Caldecott Winner Vera Williams wrote "A Chair For My Mother"
Erika and I didn’t care about any of that. We had sleepovers and ran around in the woods and went skinny-dipping at the waterfalls. One time we visited another house on The Land, The Folley house. Sean was in our class at school and he had two older brothers, Paul and Kevin. Paul LOVED animals and their house crawled with them. I remember a pet raccoon and two gigantic boas loose in the bathroom.

Erika & her Mom, Betsy, 1976
Erika & Me in Cape Cod 1976
Erika moved to another part of the County, but we stayed friends. I didn’t go the Land much anymore until I was fifteen and ended up living there for a year – in the Folley house! Every trip to the bathroom reminded me of those snakes. It was a sad year, in ways. I was invited to live there because things were bad at home, but it was also a very special time for me. I lived with Joan and Bob and took care of baby Benny while Joan made her incredible leather clothing.

Little Benny at The Land 1973
There was always something fascinating going on. I went into NYC to see a show by Yoko Ono. There were poker games, parties, art shows and music, music, music in the dome. Our neighbor was Sari Dienes and one night she did an interactive art project, “Zilches”, which involved lighting pieces of plastic on fire in the snow.

I loved The Land best in the snow. The steep hill, which bisected the property, was superb for sledding and Stefan and Max and I would sled until after dark many nights. There is nothing quieter than the silence in the snow in the country. Spectacular.

I didn’t really belong at The Land, but being home was worse. I definitely didn’t belong there. It was a connected/disconnected time for me, full of angst and coming of age. I was lucky Joan took me under her wing when I needed saving and we are friends to this day.

I moved to Rockland in 1960 because my father, Lynn Partridge, was recruited from Michigan to start the Unitarian Church in Pomona. We literally built it from the ground up, in a manner similar to the homes at The Land – concrete, steel beams, flat, simple planes with lots of windows to let nature inside. I married another Ben there in 1980 while the October foliage blazed around us.
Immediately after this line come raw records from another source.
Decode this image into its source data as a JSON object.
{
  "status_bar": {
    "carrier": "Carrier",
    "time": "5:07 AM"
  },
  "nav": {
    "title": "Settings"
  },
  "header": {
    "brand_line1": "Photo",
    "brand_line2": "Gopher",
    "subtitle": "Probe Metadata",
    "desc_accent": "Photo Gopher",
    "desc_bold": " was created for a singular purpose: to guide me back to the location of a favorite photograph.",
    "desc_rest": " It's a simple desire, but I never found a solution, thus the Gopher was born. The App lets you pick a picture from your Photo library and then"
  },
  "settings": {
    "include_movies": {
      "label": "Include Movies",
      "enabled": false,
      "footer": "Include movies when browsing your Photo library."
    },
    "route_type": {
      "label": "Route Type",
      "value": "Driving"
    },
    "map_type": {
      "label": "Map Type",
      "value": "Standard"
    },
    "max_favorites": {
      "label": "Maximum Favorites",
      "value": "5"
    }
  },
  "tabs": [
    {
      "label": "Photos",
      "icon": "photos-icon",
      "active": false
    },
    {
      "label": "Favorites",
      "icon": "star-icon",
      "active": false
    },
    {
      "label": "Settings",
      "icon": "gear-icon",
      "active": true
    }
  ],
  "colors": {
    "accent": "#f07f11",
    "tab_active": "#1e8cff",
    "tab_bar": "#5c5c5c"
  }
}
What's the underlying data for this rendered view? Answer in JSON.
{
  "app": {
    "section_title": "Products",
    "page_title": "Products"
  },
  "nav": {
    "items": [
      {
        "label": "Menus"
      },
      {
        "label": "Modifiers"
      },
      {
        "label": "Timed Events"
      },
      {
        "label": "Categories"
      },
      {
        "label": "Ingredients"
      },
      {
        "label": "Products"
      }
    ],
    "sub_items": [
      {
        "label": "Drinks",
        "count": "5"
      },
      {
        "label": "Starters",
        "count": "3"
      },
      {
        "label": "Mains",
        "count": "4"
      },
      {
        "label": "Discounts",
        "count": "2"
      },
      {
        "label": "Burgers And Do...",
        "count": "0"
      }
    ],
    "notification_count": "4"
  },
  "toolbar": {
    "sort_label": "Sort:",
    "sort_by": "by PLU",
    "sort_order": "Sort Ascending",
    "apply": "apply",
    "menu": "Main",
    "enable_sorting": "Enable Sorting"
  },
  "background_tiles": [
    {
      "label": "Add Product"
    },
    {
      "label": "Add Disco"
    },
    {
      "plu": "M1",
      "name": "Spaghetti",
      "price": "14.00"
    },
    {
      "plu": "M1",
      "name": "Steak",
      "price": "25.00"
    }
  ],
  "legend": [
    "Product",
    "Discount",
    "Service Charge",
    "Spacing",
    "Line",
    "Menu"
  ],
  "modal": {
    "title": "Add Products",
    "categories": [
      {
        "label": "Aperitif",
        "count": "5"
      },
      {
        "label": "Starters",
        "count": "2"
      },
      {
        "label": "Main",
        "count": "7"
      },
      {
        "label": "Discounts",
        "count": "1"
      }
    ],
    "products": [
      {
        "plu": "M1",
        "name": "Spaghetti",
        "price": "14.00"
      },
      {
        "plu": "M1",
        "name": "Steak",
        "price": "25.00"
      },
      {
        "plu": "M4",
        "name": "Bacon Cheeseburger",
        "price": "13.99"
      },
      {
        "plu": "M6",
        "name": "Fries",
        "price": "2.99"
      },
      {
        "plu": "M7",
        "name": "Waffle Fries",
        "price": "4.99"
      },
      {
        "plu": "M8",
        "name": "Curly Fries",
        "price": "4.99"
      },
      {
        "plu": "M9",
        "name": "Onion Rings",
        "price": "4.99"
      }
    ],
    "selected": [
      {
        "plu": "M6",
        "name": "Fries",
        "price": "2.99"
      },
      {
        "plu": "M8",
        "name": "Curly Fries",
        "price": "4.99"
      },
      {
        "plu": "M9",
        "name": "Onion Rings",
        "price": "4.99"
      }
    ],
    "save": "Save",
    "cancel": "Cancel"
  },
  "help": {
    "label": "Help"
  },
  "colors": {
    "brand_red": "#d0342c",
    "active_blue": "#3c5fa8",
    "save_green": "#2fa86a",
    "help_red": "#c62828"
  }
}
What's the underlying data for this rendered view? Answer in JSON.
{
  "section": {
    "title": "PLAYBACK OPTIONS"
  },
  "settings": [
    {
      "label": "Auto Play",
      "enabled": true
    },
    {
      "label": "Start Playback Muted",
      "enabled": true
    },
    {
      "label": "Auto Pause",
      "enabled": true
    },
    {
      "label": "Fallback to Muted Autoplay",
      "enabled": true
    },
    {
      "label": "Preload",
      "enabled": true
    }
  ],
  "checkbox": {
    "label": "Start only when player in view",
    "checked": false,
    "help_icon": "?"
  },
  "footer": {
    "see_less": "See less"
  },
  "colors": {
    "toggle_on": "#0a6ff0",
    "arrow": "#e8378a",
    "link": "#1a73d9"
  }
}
Eventually The Unitarian Church also housed an alternative school, Skunk Hollow, which some of the kids from The Land attended. I like visiting the church because on the door of the library there is a plaque commemorating my brother, Jeffie, who died in 1960. The last time I was there he had a rock in the garden, as well. These are his only visible memorials and I so appreciate it.

It’s been 60 years since The Land was begun and at least thirty since I’ve been there myself. I already had plans to visit Allie in Manhattan, so I borrowed a car and made the trek to the country. The annual picnic also featured a historical presentation by Mark. It was wonderful to see Erika and her parents and other familiar faces.

With Betsy in 2015
The rain was relentless, but spirits were good and it meant so much to some of the founding members, now 85 and 88 years old. I heard several of them comment that they would never see some of these people again. Bah! They’ll be back next year with bells on. 

The weather washed away any possibility of me dancing in the field with flowers in my hair. Those days are gone, anyway. It’s visions of the future that inspire me. Thinking about the next generation, anticipating grandchildren, creating whatever will be my legacy.

Mark & Betsy
I’ve found “Memory Lane”, as my mother calls it, to be a confusing place. Remembering and not remembering are such powerful countervailing forces, and often you honestly don’t know whether you want to remember or forget. Remember or not, you can never really go back to The Land.